And so maybe that’s why Jesus tells us the story today.
That the end of all loss is the promise of restoration.
I spoke about this parable last week at our Kawakawa Bay service. Ron Paterson reminded me that the parable is also about how we order things. The expectations we have.
Not always doing the easy thing. Or the economic thing. Maybe not even the common-sense thing. Or the usual thing. It may make little sense looking for the lost one, but that is what we do. A seeking and restoring people is who we are. We are the people of this story.
We will be God's people at that point when we do two things.
To believe and trust in a God who seeks our restoration. And the restoration of all people.
And the second thing, is the thing we heard about last week and this week. The abundant banqueting faith, the church today is sharing the bread and wine, we are to be together the community who at it’s core is about celebration. For people who have lost, we are to be that community of restoration.
The relief of seeking and being found,. The joy of restoring something so precious to God that had been lost.
Loss is part of all our lives.

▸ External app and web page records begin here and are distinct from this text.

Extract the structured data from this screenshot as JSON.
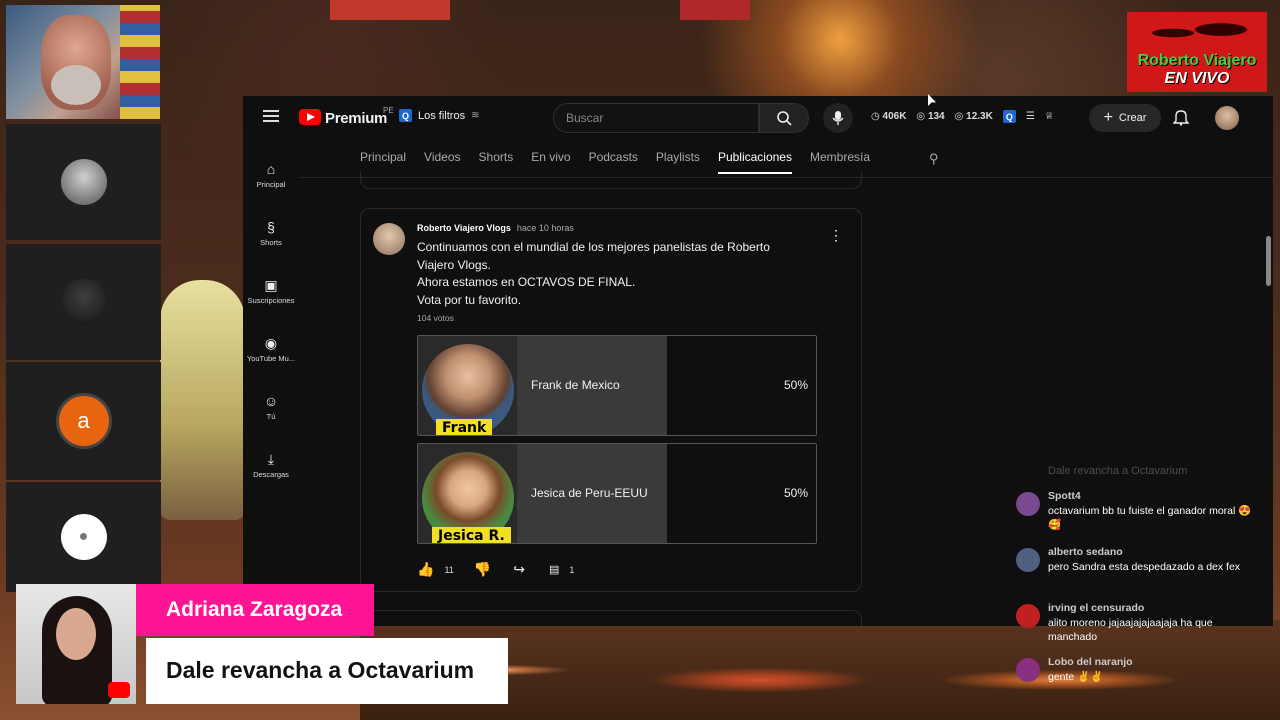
{
  "youtube": {
    "brand": "Premium",
    "country": "PE",
    "filters_label": "Los filtros",
    "search_placeholder": "Buscar",
    "stats": {
      "views": "406K",
      "watching": "134",
      "other": "12.3K"
    },
    "create_label": "Crear",
    "sidebar": [
      {
        "icon": "home-icon",
        "glyph": "⌂",
        "label": "Principal"
      },
      {
        "icon": "shorts-icon",
        "glyph": "§",
        "label": "Shorts"
      },
      {
        "icon": "subscriptions-icon",
        "glyph": "▣",
        "label": "Suscripciones"
      },
      {
        "icon": "youtube-music-icon",
        "glyph": "◉",
        "label": "YouTube Mu..."
      },
      {
        "icon": "you-icon",
        "glyph": "☺",
        "label": "Tú"
      },
      {
        "icon": "downloads-icon",
        "glyph": "⤓",
        "label": "Descargas"
      }
    ],
    "tabs": [
      "Principal",
      "Videos",
      "Shorts",
      "En vivo",
      "Podcasts",
      "Playlists",
      "Publicaciones",
      "Membresía"
    ],
    "active_tab": "Publicaciones",
    "post": {
      "author": "Roberto Viajero Vlogs",
      "time": "hace 10 horas",
      "lines": [
        "Continuamos con el mundial de los mejores panelistas de Roberto",
        "Viajero Vlogs.",
        "Ahora estamos en OCTAVOS DE FINAL.",
        "Vota por tu favorito."
      ],
      "votes": "104 votos",
      "options": [
        {
          "name": "Frank de Mexico",
          "percent": "50%",
          "fraction": 0.5,
          "tag": "Frank"
        },
        {
          "name": "Jesica de Peru-EEUU",
          "percent": "50%",
          "fraction": 0.5,
          "tag": "Jesica R."
        }
      ],
      "likes": "11",
      "comments": "1"
    }
  },
  "logo": {
    "line1": "Roberto Viajero",
    "line2": "EN VIVO"
  },
  "participants": [
    {
      "initial": "a",
      "color": "#e8650f"
    }
  ],
  "chat": {
    "faded": "Dale revancha a Octavarium",
    "messages": [
      {
        "name": "Spott4",
        "text": "octavarium bb tu fuiste el ganador moral 😍🥰",
        "color": "#7a4a90"
      },
      {
        "name": "alberto sedano",
        "text": "pero Sandra esta despedazado a dex fex",
        "color": "#506080"
      },
      {
        "name": "irving el censurado",
        "text": "alito moreno jajaajajajaajaja ha que manchado",
        "color": "#c02020"
      },
      {
        "name": "Lobo del naranjo",
        "text": "gente ✌✌",
        "color": "#8a3080"
      }
    ]
  },
  "lower_third": {
    "name": "Adriana Zaragoza",
    "message": "Dale revancha a Octavarium",
    "name_bg": "#ff1493"
  }
}
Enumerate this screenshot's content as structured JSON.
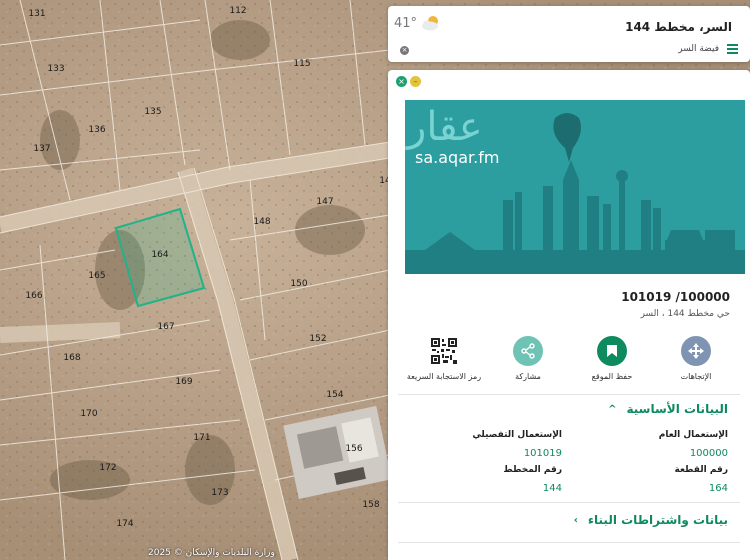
{
  "map": {
    "parcels": [
      {
        "id": "131"
      },
      {
        "id": "112"
      },
      {
        "id": "133"
      },
      {
        "id": "115"
      },
      {
        "id": "135"
      },
      {
        "id": "136"
      },
      {
        "id": "137"
      },
      {
        "id": "14"
      },
      {
        "id": "147"
      },
      {
        "id": "148"
      },
      {
        "id": "164"
      },
      {
        "id": "165"
      },
      {
        "id": "166"
      },
      {
        "id": "150"
      },
      {
        "id": "167"
      },
      {
        "id": "152"
      },
      {
        "id": "168"
      },
      {
        "id": "169"
      },
      {
        "id": "154"
      },
      {
        "id": "170"
      },
      {
        "id": "171"
      },
      {
        "id": "156"
      },
      {
        "id": "172"
      },
      {
        "id": "173"
      },
      {
        "id": "158"
      },
      {
        "id": "174"
      }
    ],
    "selected_parcel": "164",
    "highlight_color": "#1fb389",
    "copyright": "وزارة البلديات والإسكان © 2025"
  },
  "place": {
    "title": "السر، مخطط 144",
    "subtitle": "فيضة السر",
    "temperature": "41°",
    "weather_icon": "partly-cloudy-icon"
  },
  "banner": {
    "logo": "عقار",
    "url": "sa.aqar.fm",
    "bg_color": "#2c9ea0"
  },
  "ad": {
    "number": "101019 /100000",
    "location": "حي مخطط 144 ، السر"
  },
  "actions": [
    {
      "label": "الإتجاهات",
      "icon": "directions-icon"
    },
    {
      "label": "حفظ الموقع",
      "icon": "bookmark-icon"
    },
    {
      "label": "مشاركة",
      "icon": "share-icon"
    },
    {
      "label": "رمز الاستجابة السريعة",
      "icon": "qr-code-icon"
    }
  ],
  "basic_info": {
    "title": "البيانات الأساسية",
    "fields": {
      "general_use_label": "الإستعمال العام",
      "general_use_value": "100000",
      "detailed_use_label": "الإستعمال التفصيلي",
      "detailed_use_value": "101019",
      "parcel_no_label": "رقم القطعة",
      "parcel_no_value": "164",
      "plan_no_label": "رقم المخطط",
      "plan_no_value": "144"
    }
  },
  "building": {
    "title": "بيانات واشتراطات البناء"
  },
  "colors": {
    "accent": "#0d8a5e",
    "action_circle": "#6fc3b5",
    "action_circle_active": "#0d8a5e"
  }
}
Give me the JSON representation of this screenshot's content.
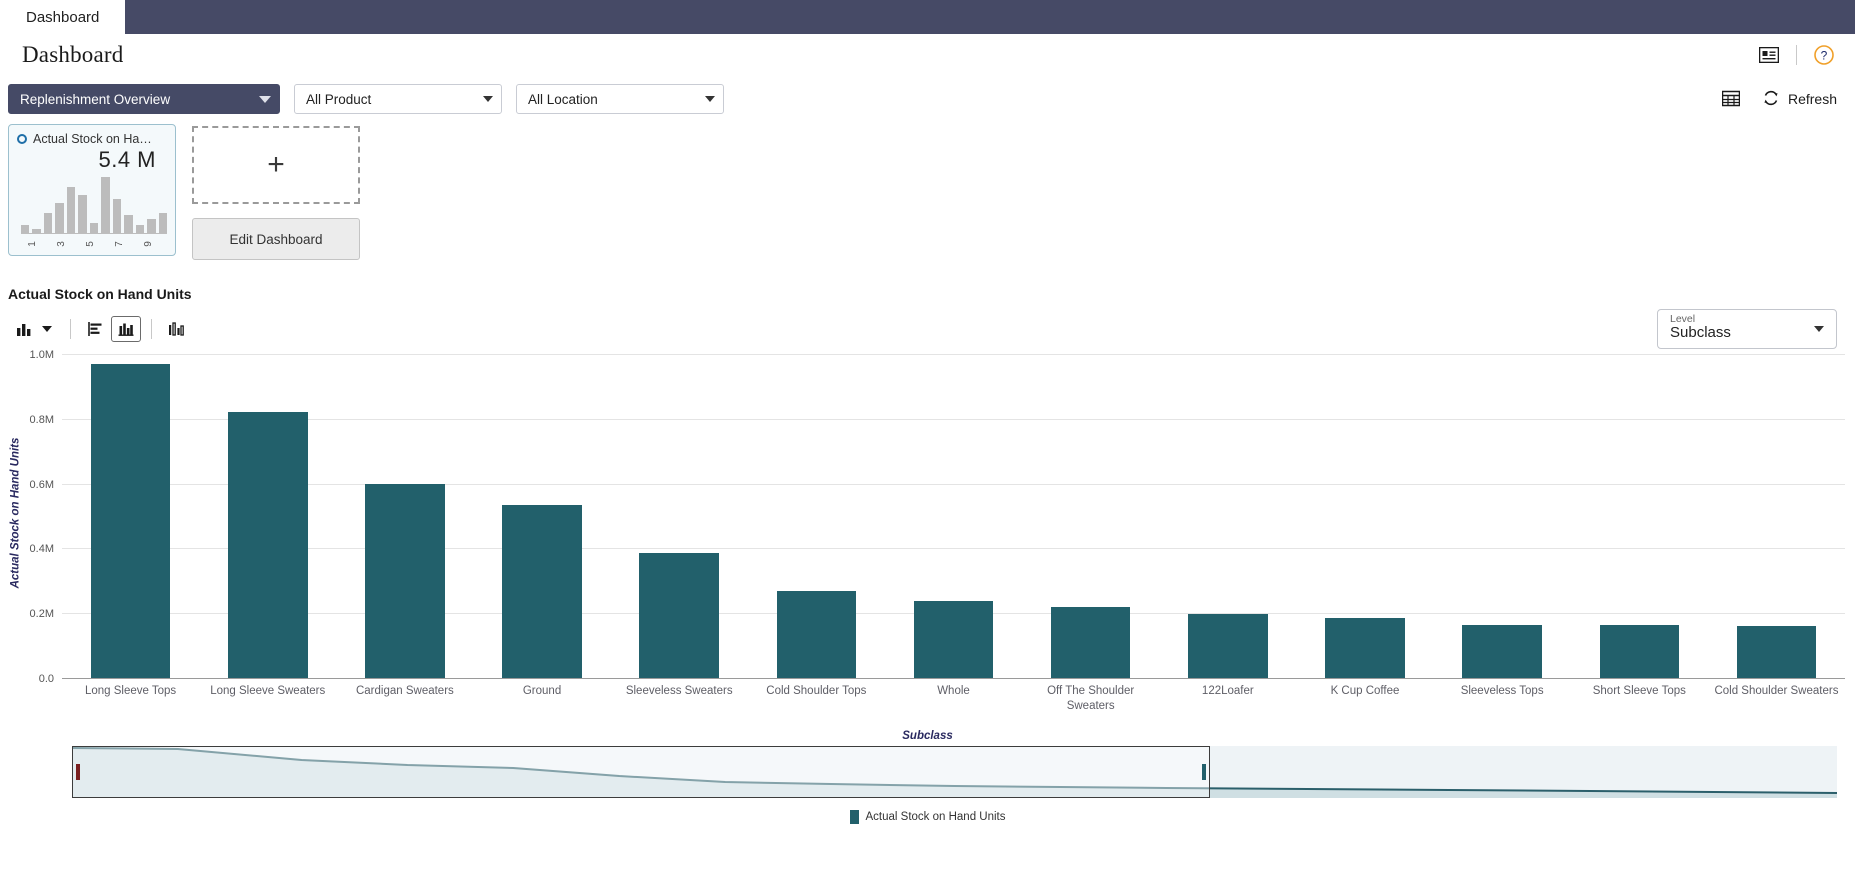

But as Christ’s disciples, we find our hope in the promise of restoration, and find our purpose in seeking those who are lost, and being those people together, celebrating our restoration.
Would you like to share in our purpose and mission? We believe that good relationships, open discussion and a genuine desire to seek God’s calling allows us to grow as people and a community together.